“An idempotent HTTP method is a HTTP method that can be called many times without different outcomes. It would not matter if the method is called only once, or ten times over. The result should be the same. Again, this only applies to the result, not the resource itself. This still can be manipulated (like an update-timestamp, provided this information is not shared in the (current) resource representation.” [4]

So the author is drawing a distinction here between the actual resource and it’s representation. As long as the representation doesn’t change then the operation is regarded as idempotent.


Idempotence in messaging

Idempotence in message-based systems is very useful because it helps avoid the necessity of using strategies such as two-phase commit (2PC) to manage distributed transactions. Essentially 2PC in a message-based system means that a message must be processed exactly once by the cohorts participating in the distributed transaction. As we know there are potential drawbacks to using 2PC because it is a blocking protocol that potentially ties up resources.

With a 2PC strategy in place the coordinating process has to determine if a failure condition has occurred and abort the distributed transaction. This causes all participating cohorts to abort their part of the distributed transaction. In a message-based system this effectively means that the messages sent to the cohorts are regarded as not having been processed. Recovering from the failure requires the coordinator to replay the whole distributed transaction by republishing the messages.

An alternative approach is to use a strategy where a message is processed at least once. With this strategy if a failure occurs the original message may be published again by the coordinating process but recipients that have already processed the message are expected to ignore it. This can be achieved 2 ways: have a mechanism in place to remove duplicate messages from being processed by participating cohorts, or messages have to be idempotent. [5]

A typical pattern for handling messages is for a message to be read from a queue, processed, and then removed from the queue.[6] In this scenario if a failure occurs after the message has been processed but before the message has been removed from the queue (e.g. there’s a power failure) the message will be processed twice. If the messages are idempotent this is no longer a concern.

Strategies for implementing idempotent messages include:

  • Natural idempotency – some messages are naturally idempotent (processing them multiple times has the same effect). In much the same way as an HTTP DELETE can be idempotent so could a message to delete a resource.
  • Use a correlation identifier – add a unique identifier to each message and use it to see if the message has been processed before.
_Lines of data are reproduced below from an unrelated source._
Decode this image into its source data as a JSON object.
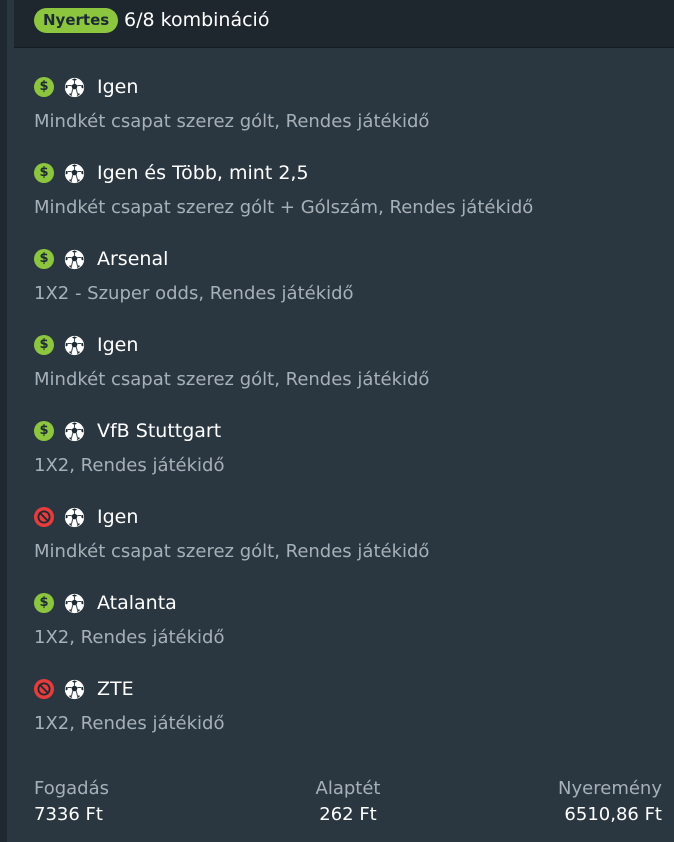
{
  "header": {
    "status_badge": "Nyertes",
    "combination": "6/8 kombináció"
  },
  "colors": {
    "won": "#8cc63f",
    "lost": "#e63c3c",
    "background": "#2b3740",
    "header_background": "#1f272e"
  },
  "selections": [
    {
      "status": "won",
      "status_icon": "dollar-icon",
      "sport_icon": "soccer-ball-icon",
      "pick": "Igen",
      "market": "Mindkét csapat szerez gólt, Rendes játékidő"
    },
    {
      "status": "won",
      "status_icon": "dollar-icon",
      "sport_icon": "soccer-ball-icon",
      "pick": "Igen és Több, mint 2,5",
      "market": "Mindkét csapat szerez gólt + Gólszám, Rendes játékidő"
    },
    {
      "status": "won",
      "status_icon": "dollar-icon",
      "sport_icon": "soccer-ball-icon",
      "pick": "Arsenal",
      "market": "1X2 - Szuper odds, Rendes játékidő"
    },
    {
      "status": "won",
      "status_icon": "dollar-icon",
      "sport_icon": "soccer-ball-icon",
      "pick": "Igen",
      "market": "Mindkét csapat szerez gólt, Rendes játékidő"
    },
    {
      "status": "won",
      "status_icon": "dollar-icon",
      "sport_icon": "soccer-ball-icon",
      "pick": "VfB Stuttgart",
      "market": "1X2, Rendes játékidő"
    },
    {
      "status": "lost",
      "status_icon": "no-money-icon",
      "sport_icon": "soccer-ball-icon",
      "pick": "Igen",
      "market": "Mindkét csapat szerez gólt, Rendes játékidő"
    },
    {
      "status": "won",
      "status_icon": "dollar-icon",
      "sport_icon": "soccer-ball-icon",
      "pick": "Atalanta",
      "market": "1X2, Rendes játékidő"
    },
    {
      "status": "lost",
      "status_icon": "no-money-icon",
      "sport_icon": "soccer-ball-icon",
      "pick": "ZTE",
      "market": "1X2, Rendes játékidő"
    }
  ],
  "footer": {
    "stake_label": "Fogadás",
    "stake_value": "7336 Ft",
    "base_stake_label": "Alaptét",
    "base_stake_value": "262 Ft",
    "winnings_label": "Nyeremény",
    "winnings_value": "6510,86 Ft"
  }
}
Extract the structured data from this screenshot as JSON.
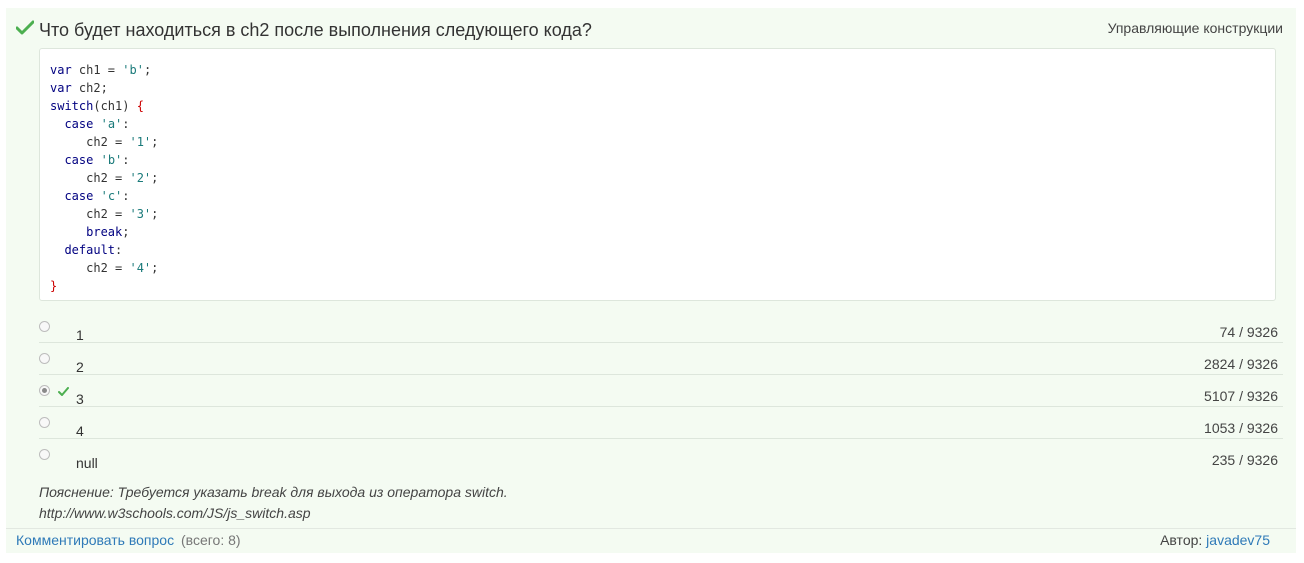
{
  "question": {
    "title": "Что будет находиться в ch2 после выполнения следующего кода?",
    "category": "Управляющие конструкции",
    "status_color": "#4caf50"
  },
  "code": [
    [
      {
        "t": "var",
        "c": "kw"
      },
      {
        "t": " ch1 = "
      },
      {
        "t": "'b'",
        "c": "str"
      },
      {
        "t": ";"
      }
    ],
    [
      {
        "t": "var",
        "c": "kw"
      },
      {
        "t": " ch2;"
      }
    ],
    [
      {
        "t": "switch",
        "c": "kw"
      },
      {
        "t": "(ch1) "
      },
      {
        "t": "{",
        "c": "brace"
      }
    ],
    [
      {
        "t": "  "
      },
      {
        "t": "case",
        "c": "kw"
      },
      {
        "t": " "
      },
      {
        "t": "'a'",
        "c": "str"
      },
      {
        "t": ":"
      }
    ],
    [
      {
        "t": "     ch2 = "
      },
      {
        "t": "'1'",
        "c": "str"
      },
      {
        "t": ";"
      }
    ],
    [
      {
        "t": "  "
      },
      {
        "t": "case",
        "c": "kw"
      },
      {
        "t": " "
      },
      {
        "t": "'b'",
        "c": "str"
      },
      {
        "t": ":"
      }
    ],
    [
      {
        "t": "     ch2 = "
      },
      {
        "t": "'2'",
        "c": "str"
      },
      {
        "t": ";"
      }
    ],
    [
      {
        "t": "  "
      },
      {
        "t": "case",
        "c": "kw"
      },
      {
        "t": " "
      },
      {
        "t": "'c'",
        "c": "str"
      },
      {
        "t": ":"
      }
    ],
    [
      {
        "t": "     ch2 = "
      },
      {
        "t": "'3'",
        "c": "str"
      },
      {
        "t": ";"
      }
    ],
    [
      {
        "t": "     "
      },
      {
        "t": "break",
        "c": "kw"
      },
      {
        "t": ";"
      }
    ],
    [
      {
        "t": "  "
      },
      {
        "t": "default",
        "c": "kw"
      },
      {
        "t": ":"
      }
    ],
    [
      {
        "t": "     ch2 = "
      },
      {
        "t": "'4'",
        "c": "str"
      },
      {
        "t": ";"
      }
    ],
    [
      {
        "t": "}",
        "c": "brace"
      }
    ]
  ],
  "answers": [
    {
      "label": "1",
      "count": "74 / 9326",
      "selected": false,
      "correct": false
    },
    {
      "label": "2",
      "count": "2824 / 9326",
      "selected": false,
      "correct": false
    },
    {
      "label": "3",
      "count": "5107 / 9326",
      "selected": true,
      "correct": true
    },
    {
      "label": "4",
      "count": "1053 / 9326",
      "selected": false,
      "correct": false
    },
    {
      "label": "null",
      "count": "235 / 9326",
      "selected": false,
      "correct": false
    }
  ],
  "explanation": {
    "line1": "Пояснение: Требуется указать break для выхода из оператора switch.",
    "line2": "http://www.w3schools.com/JS/js_switch.asp"
  },
  "footer": {
    "comment_label": "Комментировать вопрос",
    "comment_count": "(всего: 8)",
    "author_prefix": "Автор:",
    "author_name": "javadev75"
  }
}
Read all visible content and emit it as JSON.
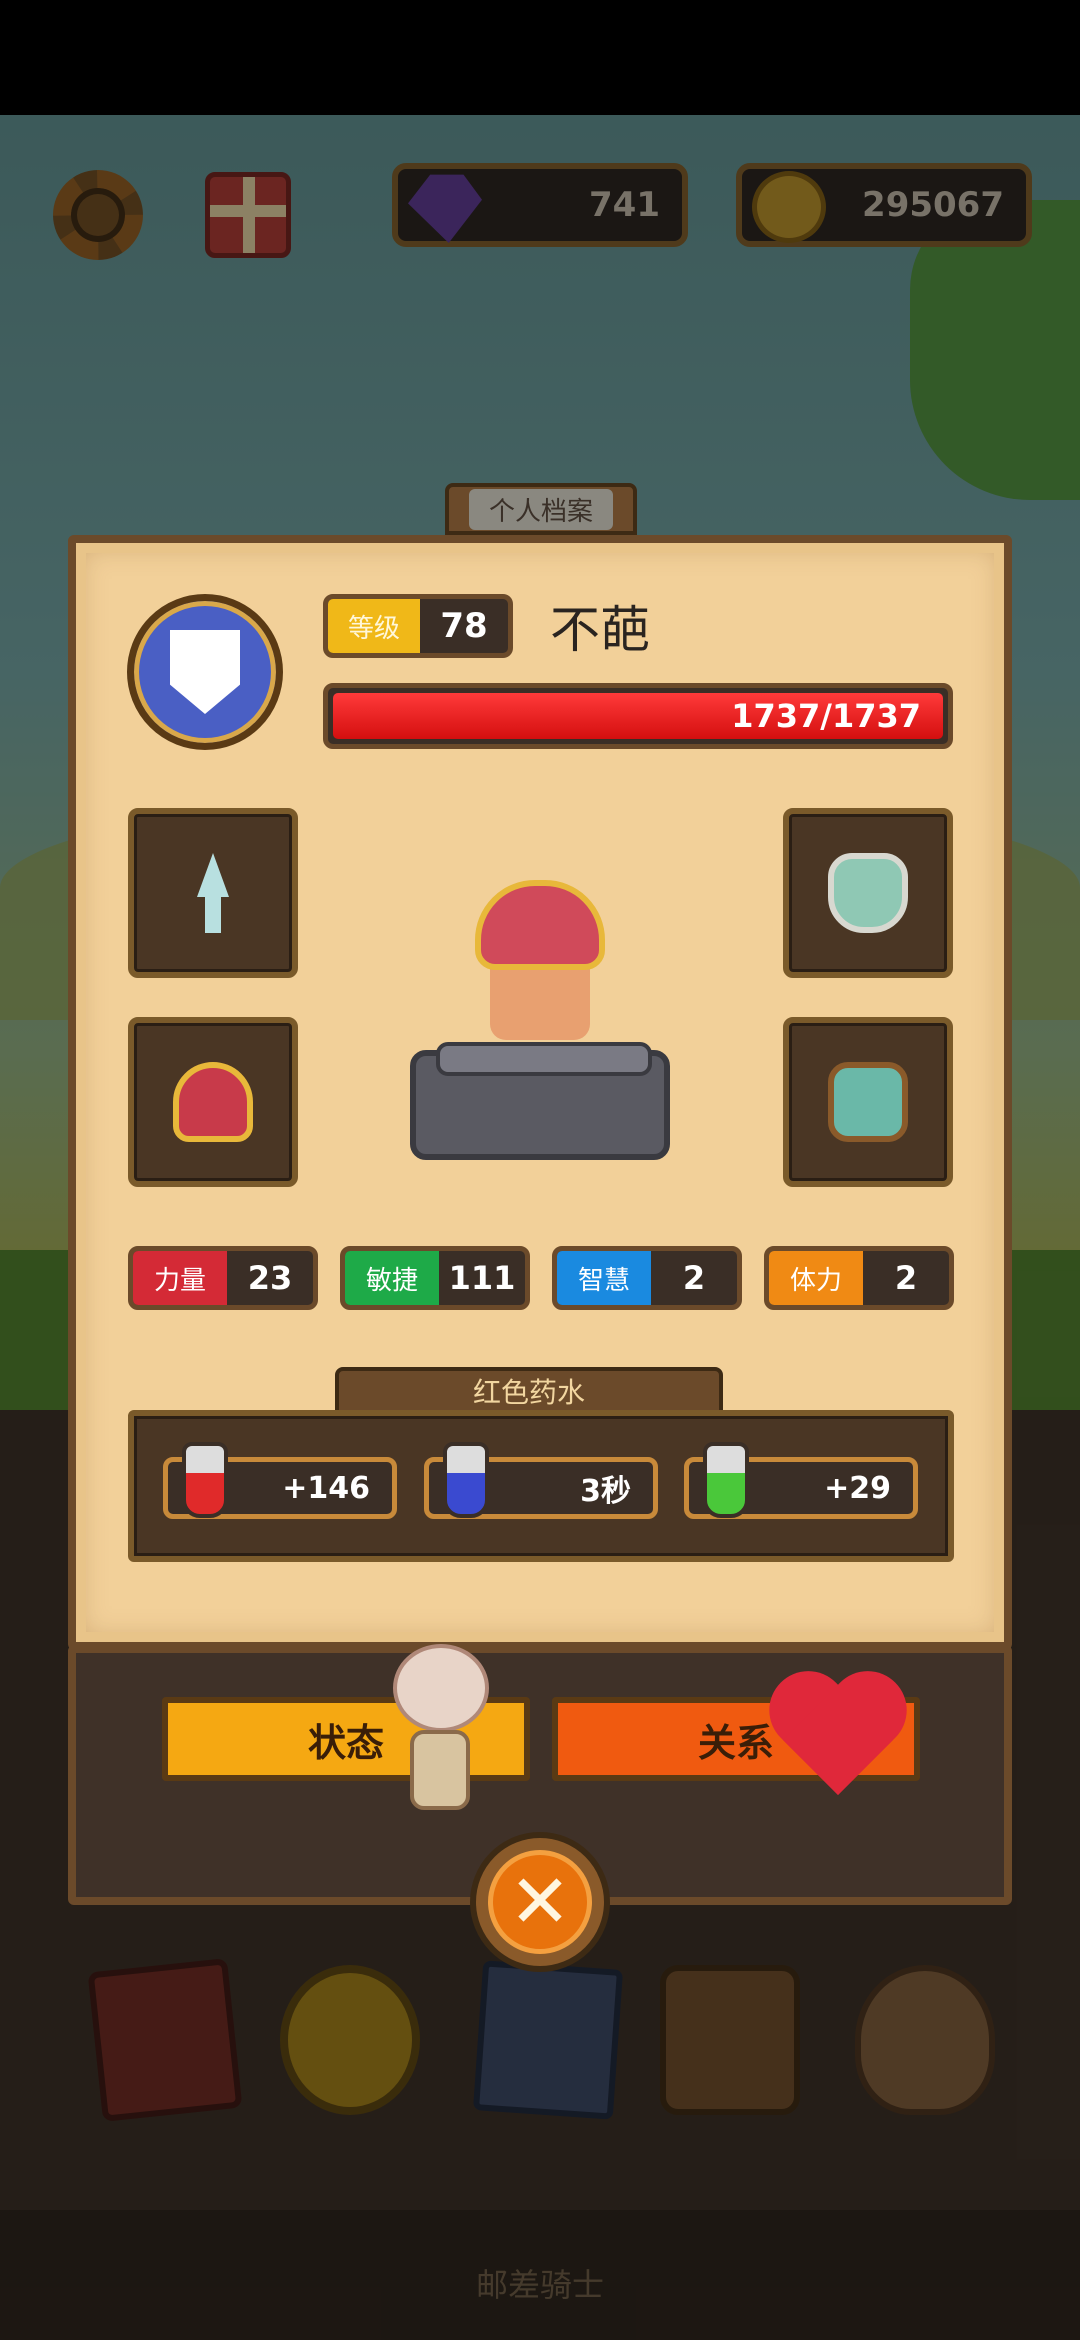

Idempotence and SOA

Just a quick note here that idempotence has a place to play in a service oriented architecture because it facilities fault-tolerance:

“Idempotency guarantees that repeated invocations of a service capability are safe and will have no negative effect.

Idempotent capabilities are generally limited to read-only data retrieval and queries. For capabilities that do request changes to service state, their logic is generally based on "set", "put" or "delete" actions that have a post-condition that does not depend on the original state of the service.

The design of an idempotent capability can include the use of a unique identifier with each request so that repeated requests (with the same identifier value) that have already been processed will be discarded or ignored by the service capability, rather than being processed again.” [7]



[1] Idempotence (Wikipedia)

[2] Idempotence – Computer science meaning (Wikipedia)

[3] RFC 2616 Part 9

[4] The RESTful CookBook – Idempotency

[5] (Un) Reliability in messaging: idempotency and de-duplication (Jimmy Bogard, Los Techies)

[6] Idempotence Is Not a Medical Condition (Pat Helland,

[7] Idempotent Capability